## Input records
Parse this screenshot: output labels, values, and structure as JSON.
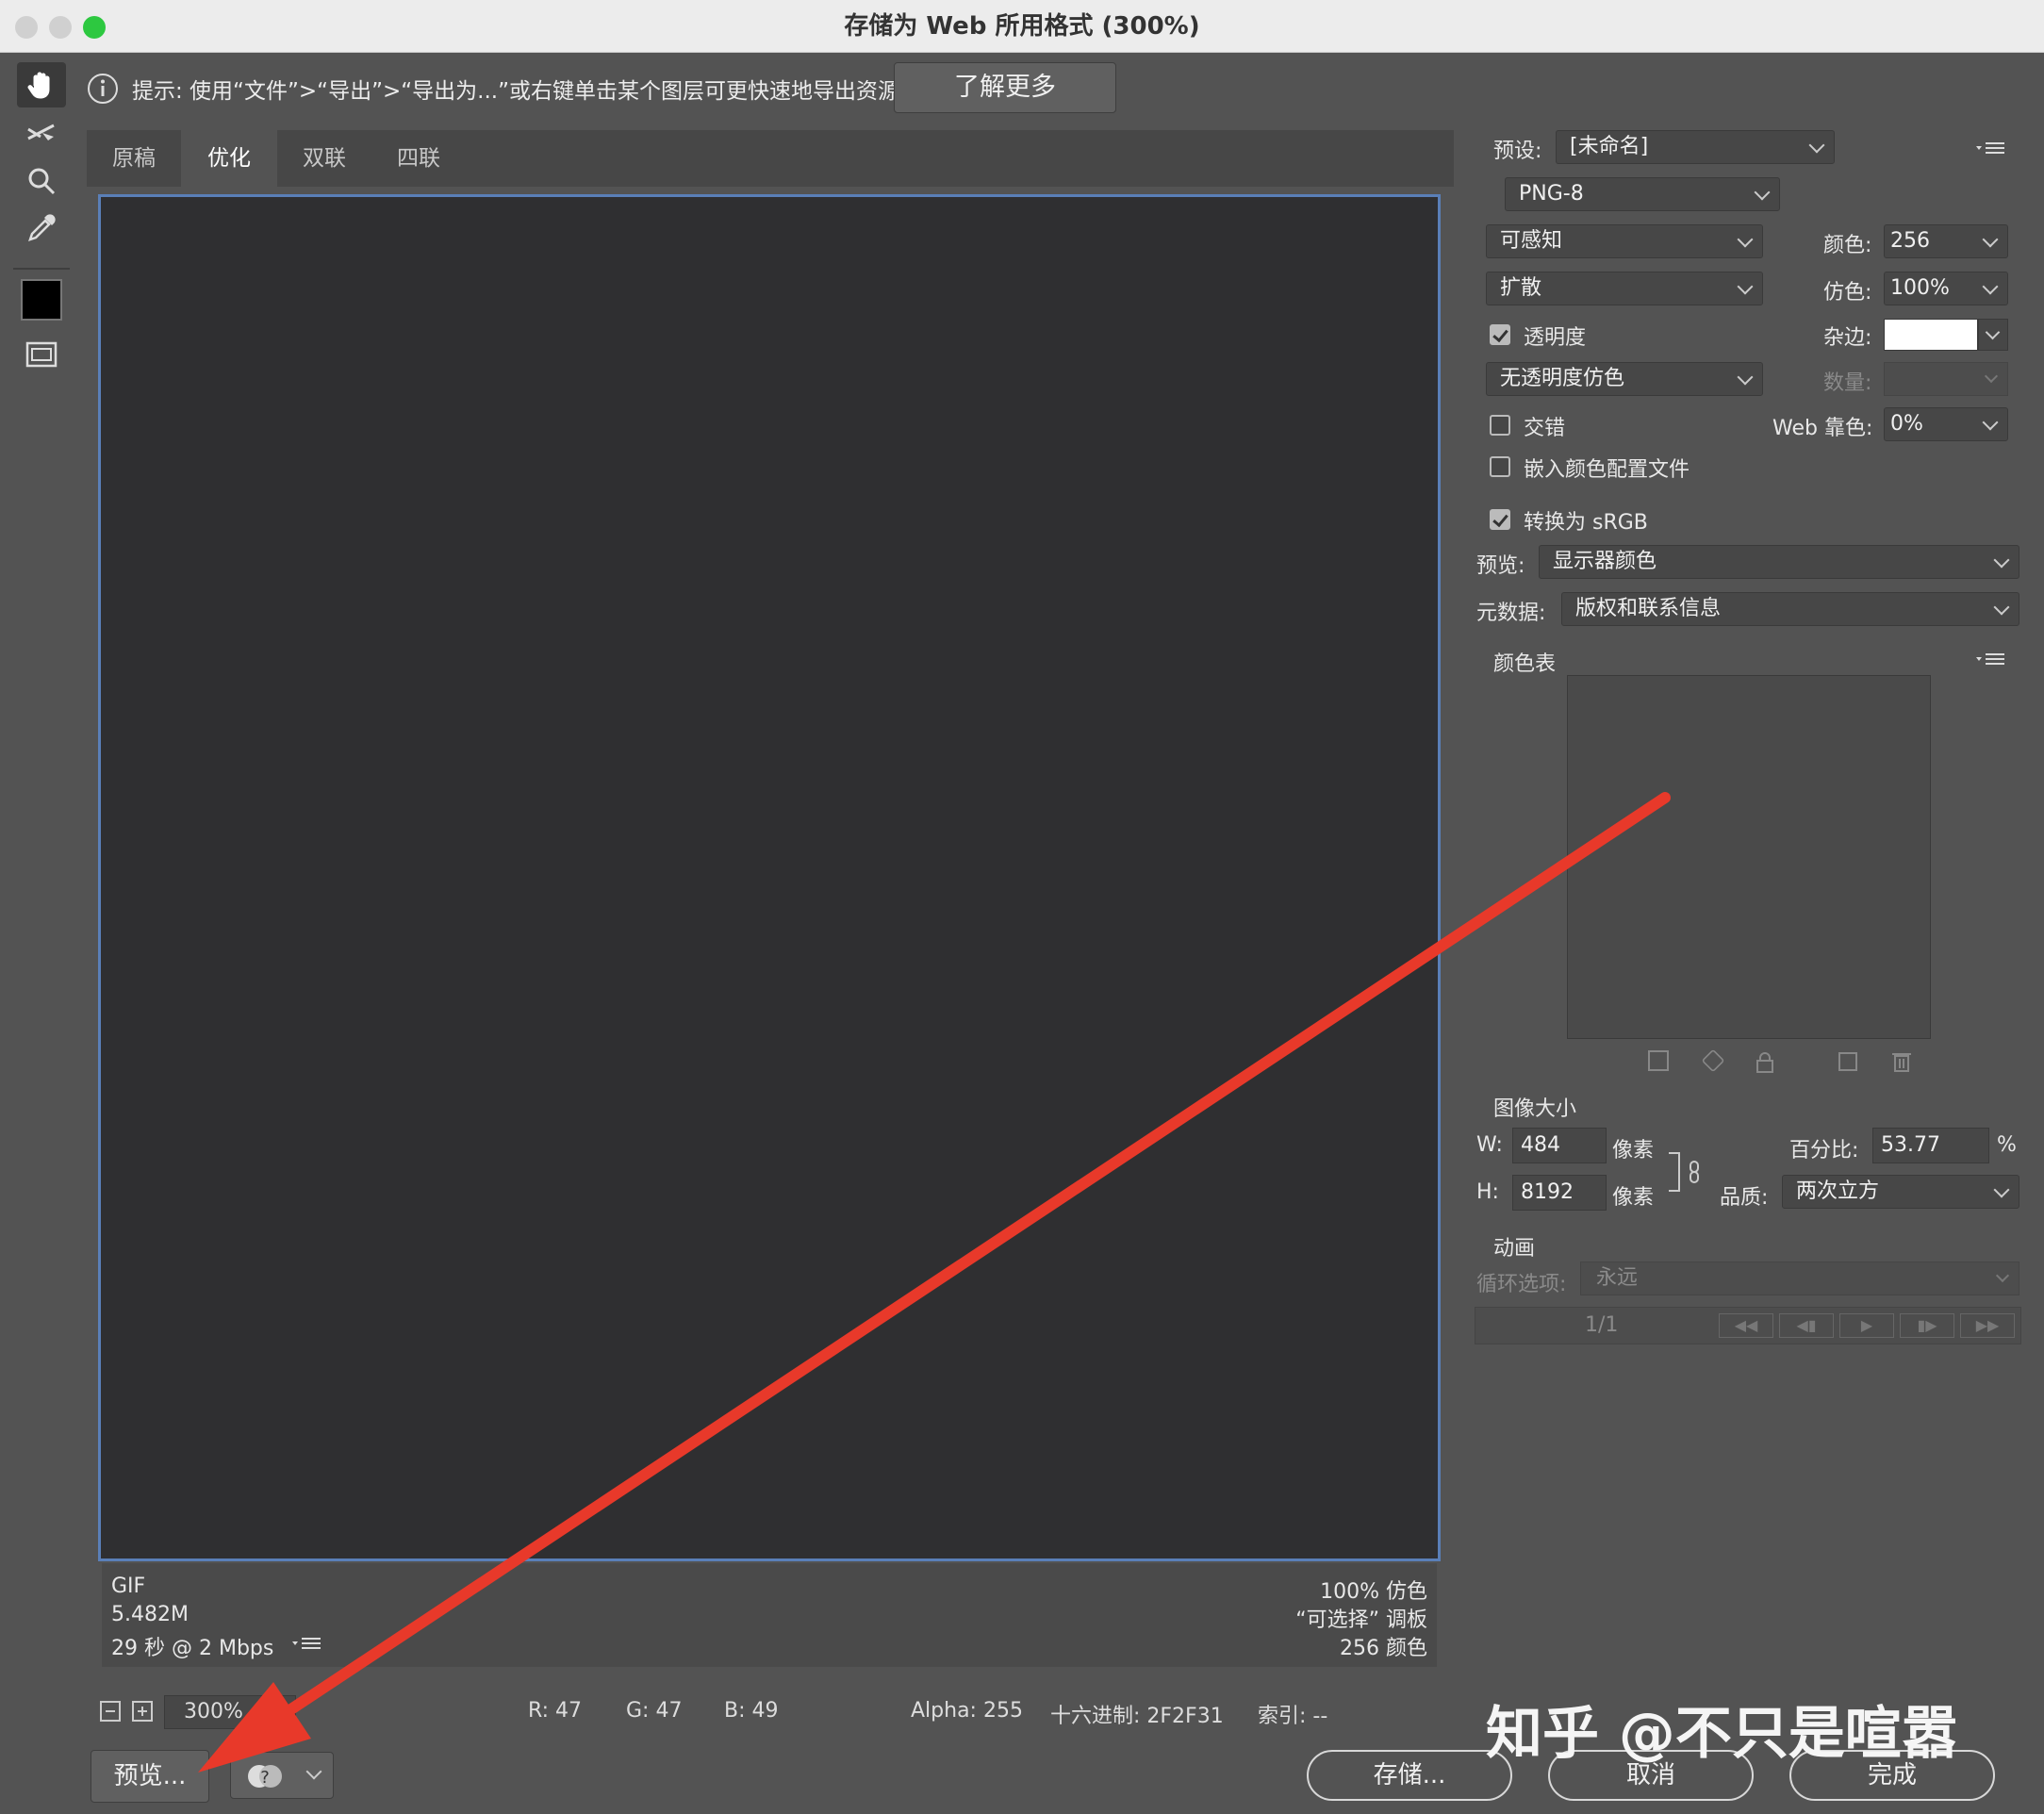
{
  "window": {
    "title": "存储为 Web 所用格式 (300%)"
  },
  "hint": {
    "text": "提示: 使用“文件”>“导出”>“导出为...”或右键单击某个图层可更快速地导出资源",
    "learn_more": "了解更多"
  },
  "tabs": [
    "原稿",
    "优化",
    "双联",
    "四联"
  ],
  "info": {
    "format": "GIF",
    "size": "5.482M",
    "time": "29 秒 @ 2 Mbps",
    "dither": "100% 仿色",
    "palette": "“可选择” 调板",
    "colors": "256 颜色"
  },
  "status": {
    "zoom": "300%",
    "r": "R: 47",
    "g": "G: 47",
    "b": "B: 49",
    "alpha": "Alpha: 255",
    "hex": "十六进制: 2F2F31",
    "index": "索引: --"
  },
  "bottom": {
    "preview": "预览...",
    "save": "存储...",
    "cancel": "取消",
    "done": "完成"
  },
  "watermark": "知乎 @不只是喧嚣",
  "settings": {
    "preset_label": "预设:",
    "preset_value": "[未命名]",
    "format_value": "PNG-8",
    "reduction_value": "可感知",
    "colors_label": "颜色:",
    "colors_value": "256",
    "dither_algo_value": "扩散",
    "dither_label": "仿色:",
    "dither_value": "100%",
    "transparency_label": "透明度",
    "transparency_checked": true,
    "matte_label": "杂边:",
    "trans_dither_value": "无透明度仿色",
    "amount_label": "数量:",
    "interlaced_label": "交错",
    "interlaced_checked": false,
    "web_snap_label": "Web 靠色:",
    "web_snap_value": "0%",
    "embed_profile_label": "嵌入颜色配置文件",
    "embed_profile_checked": false,
    "convert_srgb_label": "转换为 sRGB",
    "convert_srgb_checked": true,
    "preview_label": "预览:",
    "preview_value": "显示器颜色",
    "metadata_label": "元数据:",
    "metadata_value": "版权和联系信息"
  },
  "color_table": {
    "title": "颜色表"
  },
  "image_size": {
    "title": "图像大小",
    "w_label": "W:",
    "w_value": "484",
    "h_label": "H:",
    "h_value": "8192",
    "unit": "像素",
    "percent_label": "百分比:",
    "percent_value": "53.77",
    "percent_unit": "%",
    "quality_label": "品质:",
    "quality_value": "两次立方"
  },
  "animation": {
    "title": "动画",
    "loop_label": "循环选项:",
    "loop_value": "永远",
    "frame": "1/1"
  },
  "colors": {
    "selection_border": "#5a7fb8",
    "arrow": "#e8392a",
    "canvas": "#2f2f31"
  }
}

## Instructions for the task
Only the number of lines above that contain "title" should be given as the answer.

## Problem solution
4